London: Printed fro C. Dilly, In the Poultry, 1794. 1st edition thus, and one of 2 authorized editions this first year of publication. , 75,  pp. Last page the Epilogue. 8vo. Disbound, with leather spine remnants. B2v & B3r with a bit of printer misprinting [no text missing]. A VG copy. Item #32470
Cumberland was a civil servant in the Board of Trade and Plantations as well as a prolific playwright thought to have more than fifty plays to his credit.
This work, one of his more famous, only a "comedy" strictly in the "sentimental" sense common to the time. The play memorable for its main character, Sheva, a wealthy Jewish usurer who, by the end of the convoluted plot, has shown himself to be "the widow's friend, the orphan's father, the poor man's protector, the universal philanthropist." Such a sympathetic depiction of a Jew was rare, if not unprecedented, in the history of the English stage. "The benevolent design of the author appears to have been to rescue an injured and persecuted race of men from the general reproach which has fallen upon them, by exhibiting one of that body as uniting with the peculiarities of his sect eminent virtues." (The Analytical Review).

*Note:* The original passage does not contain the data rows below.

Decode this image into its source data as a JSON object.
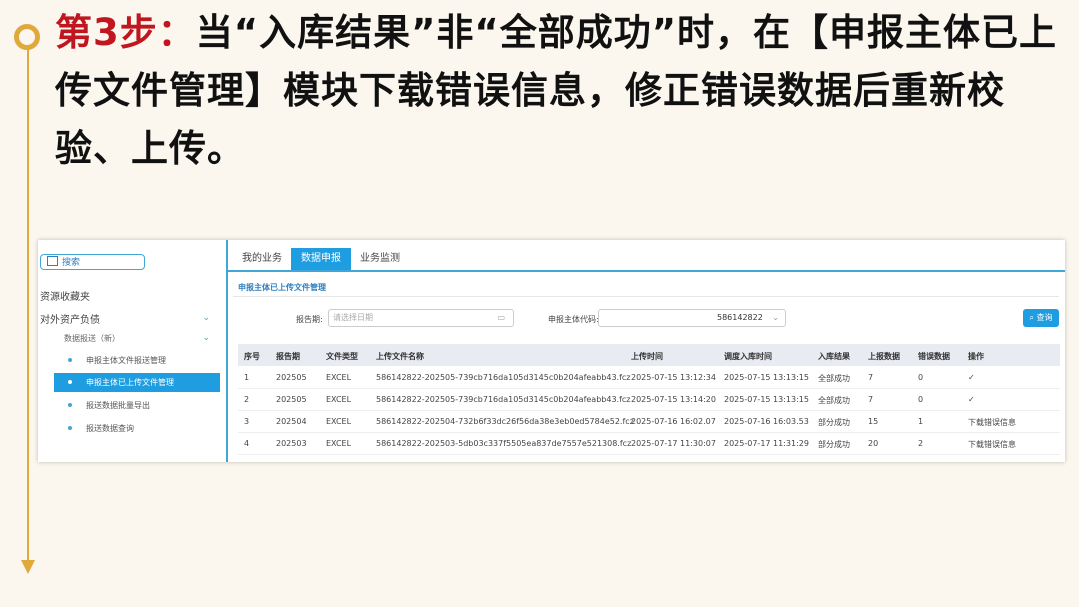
{
  "heading": {
    "step": "第3步：",
    "text": "当“入库结果”非“全部成功”时，在【申报主体已上传文件管理】模块下载错误信息，修正错误数据后重新校验、上传。"
  },
  "sidebar": {
    "search": "搜索",
    "section1": "资源收藏夹",
    "section2": "对外资产负债",
    "subgroup": "数据报送（新）",
    "items": [
      {
        "label": "申报主体文件报送管理"
      },
      {
        "label": "申报主体已上传文件管理"
      },
      {
        "label": "报送数据批量导出"
      },
      {
        "label": "报送数据查询"
      }
    ]
  },
  "tabs": [
    {
      "label": "我的业务"
    },
    {
      "label": "数据申报"
    },
    {
      "label": "业务监测"
    }
  ],
  "breadcrumb": "申报主体已上传文件管理",
  "filters": {
    "period_label": "报告期:",
    "period_placeholder": "请选择日期",
    "entity_label": "申报主体代码:",
    "entity_value": "586142822",
    "query_button": "查询"
  },
  "table": {
    "columns": [
      "序号",
      "报告期",
      "文件类型",
      "上传文件名称",
      "上传时间",
      "调度入库时间",
      "入库结果",
      "上报数据",
      "错误数据",
      "操作"
    ],
    "rows": [
      [
        "1",
        "202505",
        "EXCEL",
        "586142822-202505-739cb716da105d3145c0b204afeabb43.fcz",
        "2025-07-15 13:12:34",
        "2025-07-15 13:13:15",
        "全部成功",
        "7",
        "0",
        "✓"
      ],
      [
        "2",
        "202505",
        "EXCEL",
        "586142822-202505-739cb716da105d3145c0b204afeabb43.fcz",
        "2025-07-15 13:14:20",
        "2025-07-15 13:13:15",
        "全部成功",
        "7",
        "0",
        "✓"
      ],
      [
        "3",
        "202504",
        "EXCEL",
        "586142822-202504-732b6f33dc26f56da38e3eb0ed5784e52.fcz",
        "2025-07-16 16:02.07",
        "2025-07-16 16:03.53",
        "部分成功",
        "15",
        "1",
        "下载错误信息"
      ],
      [
        "4",
        "202503",
        "EXCEL",
        "586142822-202503-5db03c337f5505ea837de7557e521308.fcz",
        "2025-07-17 11:30:07",
        "2025-07-17 11:31:29",
        "部分成功",
        "20",
        "2",
        "下载错误信息"
      ]
    ]
  }
}
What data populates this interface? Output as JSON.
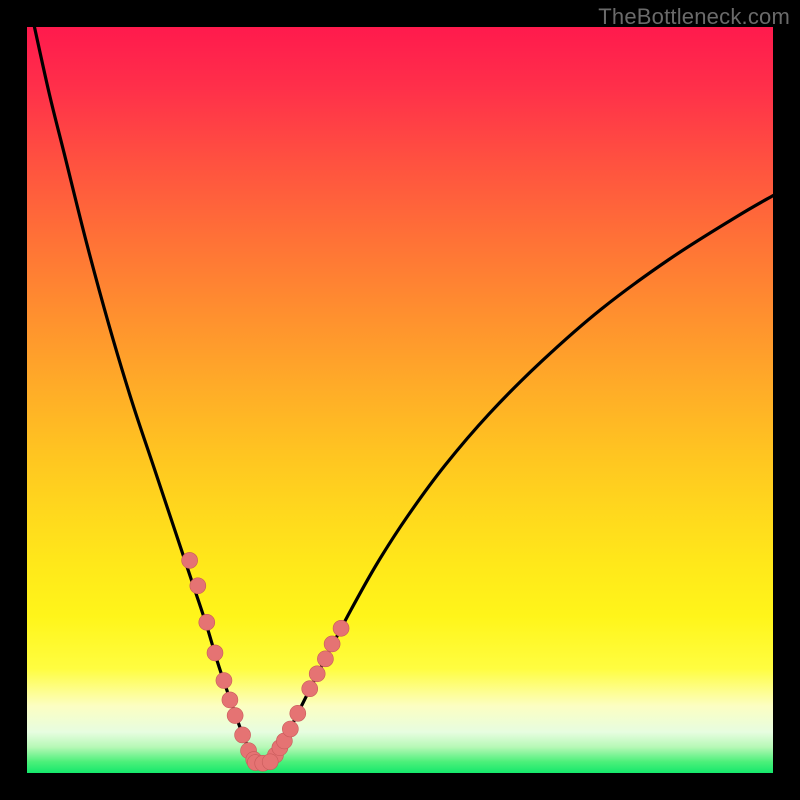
{
  "watermark": {
    "text": "TheBottleneck.com"
  },
  "chart_data": {
    "type": "line",
    "title": "",
    "xlabel": "",
    "ylabel": "",
    "xlim": [
      0,
      100
    ],
    "ylim": [
      0,
      100
    ],
    "grid": false,
    "legend": false,
    "series": [
      {
        "name": "bottleneck-curve",
        "x": [
          1,
          3,
          5,
          8,
          11,
          14,
          17,
          20,
          22,
          24,
          25.5,
          27,
          28.3,
          29.3,
          30.2,
          31,
          32,
          33.2,
          34.5,
          36,
          38,
          40.5,
          43.5,
          47,
          51,
          56,
          62,
          69,
          77,
          86,
          95,
          100
        ],
        "y": [
          100,
          91,
          83,
          71,
          60,
          50,
          41,
          32,
          26,
          20,
          15,
          10.5,
          6.8,
          4.2,
          2.4,
          1.4,
          1.3,
          2.2,
          4.3,
          7.4,
          11.4,
          16.3,
          22,
          28.2,
          34.4,
          41.2,
          48.2,
          55.2,
          62.2,
          68.8,
          74.5,
          77.4
        ]
      }
    ],
    "points": [
      {
        "name": "left-branch-dots",
        "x": [
          21.8,
          22.9,
          24.1,
          25.2,
          26.4,
          27.2,
          27.9,
          28.9,
          29.7,
          30.4
        ],
        "y": [
          28.5,
          25.1,
          20.2,
          16.1,
          12.4,
          9.8,
          7.7,
          5.1,
          3.0,
          1.8
        ]
      },
      {
        "name": "right-branch-dots",
        "x": [
          33.3,
          33.9,
          34.5,
          35.3,
          36.3,
          37.9,
          38.9,
          40.0,
          40.9,
          42.1
        ],
        "y": [
          2.4,
          3.4,
          4.3,
          5.9,
          8.0,
          11.3,
          13.3,
          15.3,
          17.3,
          19.4
        ]
      },
      {
        "name": "floor-dots",
        "x": [
          30.6,
          31.6,
          32.6
        ],
        "y": [
          1.4,
          1.3,
          1.5
        ]
      }
    ],
    "colors": {
      "curve": "#000000",
      "dots": "#e57373",
      "gradient_top": "#ff1a4d",
      "gradient_bottom": "#15e86c"
    }
  }
}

Perhaps even more surprising was the work's success with audiences and critics alike; it re-established Cumberland's career after many years of flops. The play was hugely popular throughout Great Britain and America, and was performed to acclaim in Germany and Paris. However, slightly tarnishing Cumberland's humanitarianism was his subsequent bitterness over the lack of "gratitude" (read: emoluments) rendered him by the Jewish community for his efforts on their behalf. "They gave me nothing;" he is reported to have said, "and to tell you the truth I am glad of it; for if they had, in all probability, I should have been indicted for receiving stolen goods."
Notoriously self-important and thin-skinned, Cumberland was, in 1779, immortalized by Sheridan as the character Sir Fretful Plagiary in The Critic.